The Limitations of Big Data in Cancer Care
There is little chance of escaping the spell that big data has cast over the healthcare industry. “Anytime you listen to any conference, just about every panel, just about every speaker at some point brings up the idea of the use of data for value based care, for value contracts, for quality measures, for new indications for drugs,” said Brad Hirsch, MD, Senior Medical Director, Flatiron Health, New York, NY, at the Sixth Annual Conference of the Association for Value-Based Cancer Care.
Although few could argue against the potential that big data brings to the table, how to systematically gather, organize, and utilize this information remains a work in progress. Dr Hirsch believes that a step in the right direction is the increased number of oncology practices that have adopted electronic health records (EHRs), but the issue of how to manage these structured and unstructured data remains.
Challenges of Accessing Big Data
Structured data that exist in the clinic include items such as a patient’s date of birth, demographic information, or drugs that were administered orally or intravenously.
As a genitourinary oncologist, Dr Hirsch said that the majority of patients he sees have already visited a primary care physician, a urologist, and a radiation oncologist. “They’ve seen a lot of people over time, and all of that is separated out,” he says. With structured data, Dr Hirsch is able to query a patient’s record and understand the basics of their health history. However, the preponderance of what truly matters is included in unstructured notes.
“Often, when a patient is seeing me, they’ve been diagnosed with prostate cancer for a decade. They’ve had a prostatectomy, they had a PSA [prostate serum antigen test] long ago, a Gleason score long ago. Best case scenario, that [information] may just be in the text of my notes. Again, there’s no way to query that, but critical if you’re understanding prognostic implications, how people do with different drugs,” he said.
“The reality is that the majority of records that I get aren’t necessarily even in my notes. They’re scanned documents that have been faxed to me. I’ve written on them. They’ve been scanned into the chart. They’re truly impossible to get access to at that point without sophisticated techniques,” he added.
Notes that are not written in but communicated in person or over the phone, such as when a patient dies, can also lead to bigger problems. According to Dr Hirsch, this is common, and deaths are often not reported in charts. The Social Security Death Index (SSDI) used to be a way to counter this, but the data they have are also poor, he said.
“If you were to look at SSDI, you would argue that there are fewer deaths every year from cancer, which we know, unfortunately, is not true,” Dr Hirsch said. “Then, if you look at it on a state-by-state basis…you see there are a number of states that have basically stopped reporting deaths over the last 5 years, or significantly less because of regulatory changes,” he added.
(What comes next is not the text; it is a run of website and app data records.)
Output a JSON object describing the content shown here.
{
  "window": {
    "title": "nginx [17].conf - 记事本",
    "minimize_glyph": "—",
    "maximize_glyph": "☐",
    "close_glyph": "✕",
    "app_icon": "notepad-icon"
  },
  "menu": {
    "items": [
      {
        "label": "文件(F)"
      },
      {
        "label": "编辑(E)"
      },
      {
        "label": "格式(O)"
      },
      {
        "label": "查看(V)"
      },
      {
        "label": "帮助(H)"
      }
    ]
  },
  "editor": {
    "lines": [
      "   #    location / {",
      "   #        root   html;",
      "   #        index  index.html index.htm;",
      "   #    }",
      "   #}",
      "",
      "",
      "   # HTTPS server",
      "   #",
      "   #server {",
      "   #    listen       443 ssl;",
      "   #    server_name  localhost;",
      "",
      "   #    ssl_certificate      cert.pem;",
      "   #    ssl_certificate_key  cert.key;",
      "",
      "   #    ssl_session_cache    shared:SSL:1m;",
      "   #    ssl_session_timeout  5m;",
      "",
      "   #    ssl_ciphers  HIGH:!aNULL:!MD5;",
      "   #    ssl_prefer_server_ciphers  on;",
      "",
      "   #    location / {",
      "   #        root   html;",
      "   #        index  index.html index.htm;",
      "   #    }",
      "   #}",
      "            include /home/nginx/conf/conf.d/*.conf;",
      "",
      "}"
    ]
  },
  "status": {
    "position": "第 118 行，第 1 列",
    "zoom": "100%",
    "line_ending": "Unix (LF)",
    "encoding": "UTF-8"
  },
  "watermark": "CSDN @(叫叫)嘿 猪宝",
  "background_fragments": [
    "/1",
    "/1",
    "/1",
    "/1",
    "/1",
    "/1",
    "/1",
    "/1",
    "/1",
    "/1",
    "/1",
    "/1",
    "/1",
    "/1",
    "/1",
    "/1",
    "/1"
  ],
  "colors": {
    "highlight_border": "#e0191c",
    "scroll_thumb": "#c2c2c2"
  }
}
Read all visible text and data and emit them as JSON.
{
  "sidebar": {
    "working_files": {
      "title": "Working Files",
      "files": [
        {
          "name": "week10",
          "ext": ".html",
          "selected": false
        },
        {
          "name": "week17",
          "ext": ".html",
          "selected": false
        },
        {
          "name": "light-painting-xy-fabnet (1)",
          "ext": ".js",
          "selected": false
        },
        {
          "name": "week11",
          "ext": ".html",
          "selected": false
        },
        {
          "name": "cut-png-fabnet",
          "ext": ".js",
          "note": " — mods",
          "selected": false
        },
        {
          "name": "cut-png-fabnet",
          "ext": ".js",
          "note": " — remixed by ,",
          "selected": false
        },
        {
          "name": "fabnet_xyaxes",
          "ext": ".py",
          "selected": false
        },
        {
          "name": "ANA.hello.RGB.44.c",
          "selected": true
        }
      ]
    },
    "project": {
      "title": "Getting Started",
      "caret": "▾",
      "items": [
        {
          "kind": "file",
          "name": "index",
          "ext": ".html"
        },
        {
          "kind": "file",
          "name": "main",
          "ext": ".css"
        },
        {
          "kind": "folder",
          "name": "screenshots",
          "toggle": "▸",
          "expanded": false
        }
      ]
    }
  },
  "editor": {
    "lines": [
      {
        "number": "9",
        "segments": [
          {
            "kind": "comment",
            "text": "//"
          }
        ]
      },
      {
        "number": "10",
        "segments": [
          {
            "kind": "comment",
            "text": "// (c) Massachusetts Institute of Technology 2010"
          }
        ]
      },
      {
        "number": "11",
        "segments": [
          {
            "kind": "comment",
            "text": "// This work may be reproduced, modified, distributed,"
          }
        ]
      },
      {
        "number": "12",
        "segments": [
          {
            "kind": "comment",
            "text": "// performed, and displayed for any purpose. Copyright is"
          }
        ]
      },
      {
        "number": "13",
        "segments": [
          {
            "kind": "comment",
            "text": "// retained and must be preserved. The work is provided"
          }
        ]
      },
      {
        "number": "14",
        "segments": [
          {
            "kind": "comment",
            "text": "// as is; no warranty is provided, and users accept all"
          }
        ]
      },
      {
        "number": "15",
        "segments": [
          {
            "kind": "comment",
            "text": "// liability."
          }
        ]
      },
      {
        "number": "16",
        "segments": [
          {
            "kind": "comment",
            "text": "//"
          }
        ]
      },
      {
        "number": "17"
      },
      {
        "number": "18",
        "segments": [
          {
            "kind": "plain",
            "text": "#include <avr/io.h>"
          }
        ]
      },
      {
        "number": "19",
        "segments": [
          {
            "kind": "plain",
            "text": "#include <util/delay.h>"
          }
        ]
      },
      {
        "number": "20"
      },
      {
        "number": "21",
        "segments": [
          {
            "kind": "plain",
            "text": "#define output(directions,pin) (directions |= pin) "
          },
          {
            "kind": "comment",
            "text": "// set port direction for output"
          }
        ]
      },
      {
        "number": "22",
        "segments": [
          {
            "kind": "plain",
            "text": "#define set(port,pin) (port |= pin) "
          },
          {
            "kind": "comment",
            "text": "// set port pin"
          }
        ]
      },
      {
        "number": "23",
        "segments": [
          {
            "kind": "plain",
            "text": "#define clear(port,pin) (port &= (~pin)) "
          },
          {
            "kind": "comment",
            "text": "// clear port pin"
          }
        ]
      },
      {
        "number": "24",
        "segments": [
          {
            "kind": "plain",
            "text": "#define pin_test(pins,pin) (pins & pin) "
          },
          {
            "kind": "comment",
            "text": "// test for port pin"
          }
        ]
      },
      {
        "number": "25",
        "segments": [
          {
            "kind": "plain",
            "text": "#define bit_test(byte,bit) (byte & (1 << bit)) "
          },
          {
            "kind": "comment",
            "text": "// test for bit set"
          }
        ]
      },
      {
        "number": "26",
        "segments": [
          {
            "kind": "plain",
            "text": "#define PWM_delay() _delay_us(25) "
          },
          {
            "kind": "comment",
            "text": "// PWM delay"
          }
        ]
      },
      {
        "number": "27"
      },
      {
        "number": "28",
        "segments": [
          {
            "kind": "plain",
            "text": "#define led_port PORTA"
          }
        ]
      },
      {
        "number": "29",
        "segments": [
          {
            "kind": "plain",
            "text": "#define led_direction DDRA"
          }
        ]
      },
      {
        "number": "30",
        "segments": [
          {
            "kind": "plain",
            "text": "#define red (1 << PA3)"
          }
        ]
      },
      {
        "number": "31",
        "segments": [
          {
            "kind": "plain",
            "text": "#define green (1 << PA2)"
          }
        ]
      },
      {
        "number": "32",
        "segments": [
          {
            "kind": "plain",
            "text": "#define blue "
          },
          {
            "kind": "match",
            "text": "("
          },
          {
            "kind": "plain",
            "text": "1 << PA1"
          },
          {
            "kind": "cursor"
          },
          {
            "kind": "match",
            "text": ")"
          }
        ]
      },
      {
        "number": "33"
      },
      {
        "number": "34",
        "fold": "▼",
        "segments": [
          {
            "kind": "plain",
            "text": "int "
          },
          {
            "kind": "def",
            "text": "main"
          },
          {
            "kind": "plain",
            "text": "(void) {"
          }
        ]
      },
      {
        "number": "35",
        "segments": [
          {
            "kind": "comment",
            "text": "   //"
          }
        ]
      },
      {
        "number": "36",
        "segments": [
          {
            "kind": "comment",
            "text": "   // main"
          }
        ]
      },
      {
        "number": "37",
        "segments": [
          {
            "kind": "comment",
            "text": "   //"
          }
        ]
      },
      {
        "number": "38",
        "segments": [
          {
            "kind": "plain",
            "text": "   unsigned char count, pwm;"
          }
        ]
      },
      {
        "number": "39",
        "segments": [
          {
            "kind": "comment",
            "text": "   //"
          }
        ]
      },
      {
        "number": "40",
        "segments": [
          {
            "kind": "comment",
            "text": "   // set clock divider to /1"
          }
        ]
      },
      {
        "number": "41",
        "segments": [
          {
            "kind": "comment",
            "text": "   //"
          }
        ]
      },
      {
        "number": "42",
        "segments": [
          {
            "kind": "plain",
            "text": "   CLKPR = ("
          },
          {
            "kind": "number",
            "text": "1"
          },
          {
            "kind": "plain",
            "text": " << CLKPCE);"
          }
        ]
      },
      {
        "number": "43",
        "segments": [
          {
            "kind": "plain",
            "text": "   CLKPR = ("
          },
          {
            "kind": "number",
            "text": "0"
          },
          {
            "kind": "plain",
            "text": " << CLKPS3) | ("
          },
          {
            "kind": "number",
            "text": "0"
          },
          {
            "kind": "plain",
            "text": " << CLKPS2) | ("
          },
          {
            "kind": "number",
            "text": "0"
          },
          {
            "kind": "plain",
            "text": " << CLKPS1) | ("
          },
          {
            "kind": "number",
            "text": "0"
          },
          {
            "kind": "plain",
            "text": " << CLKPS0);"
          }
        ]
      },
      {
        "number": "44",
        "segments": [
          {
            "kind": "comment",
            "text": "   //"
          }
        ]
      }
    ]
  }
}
The question Dr Hirsch and his colleagues hope to tackle is how can we utilize data sources even if the information is not necessarily complete or accurate? They created a platform that aggregates and transforms data on a large scale.
Flatiron Health obtains their data from several sources, including EHRs, an analytic platform, and relationships with academic centers. More than 1.3 million active patients are in their network, with good geographic distribution.
To simplify the process of a traditional chart abstraction, which typically involves someone sitting down with a chart that is hundreds of pages long and trying to find the right information, Flatiron Health gives their experienced oncology nurses or tumor registrars a very specific task (eg, look at the disease stage), what document it may be contained in, and where it may be located within that document.
Incorporating the Patient’s Journey
For them, the process of getting a true sense of a patient’s journey involves looking at structured data, adding in unstructured data (like staging and test results), and then looking at mortality data from different sources, such as obituary data and nursing home data. Using this more complete information offers a more accurate picture than the SSDI, which, according to Dr Hirsch’s experience, is often severely underestimated.
“It shows the limitations of what we think are gold standards today,” he says. “The implication of this is that when groups are using SSDI for mortality analyses, what we found is that with our lung cancer cohort, which is a fairly up to date cohort, using SSDI alone we would guess that the average patient with non–small-cell lung cancer in our cohort has 2 and a half years [to live]. Unfortunately, anybody who knows the literature knows that that’s widely inaccurate, that it’s closer to a year. Ours is 14 months, and we’re closer to what expectation is in the literature, but it shows the implications of using data that are incomplete, and we don’t know the limitations of.”
Once structured, unstructured, and mortality data are combined, a derivation of key points of interest is conducted. Next, claims data are incorporated.
“In the end, it really becomes a very complex process to build this. Everybody is doing it a different way, and ours is just one example,” Dr Hirsch said. He highlighted that the use of real-world big data is still moving targets.
How can data be used? What is the optimal way to analyze data? How can you document things like end points? These are all questions Dr Hirsch and his colleagues are working to answer.
“How do you look at progression in real-world data? How do you look at response at real-world data to replicate clinical trials in a way that’s meaningful?” Dr Hirsch asks. “To do that, in a lot of ways when Flatiron was started, I think the belief was we’d be a data company. We’d make the data pretty, and hand it to everybody else. I think over time there’s the realization that there are huge limitations in the ability to do that.”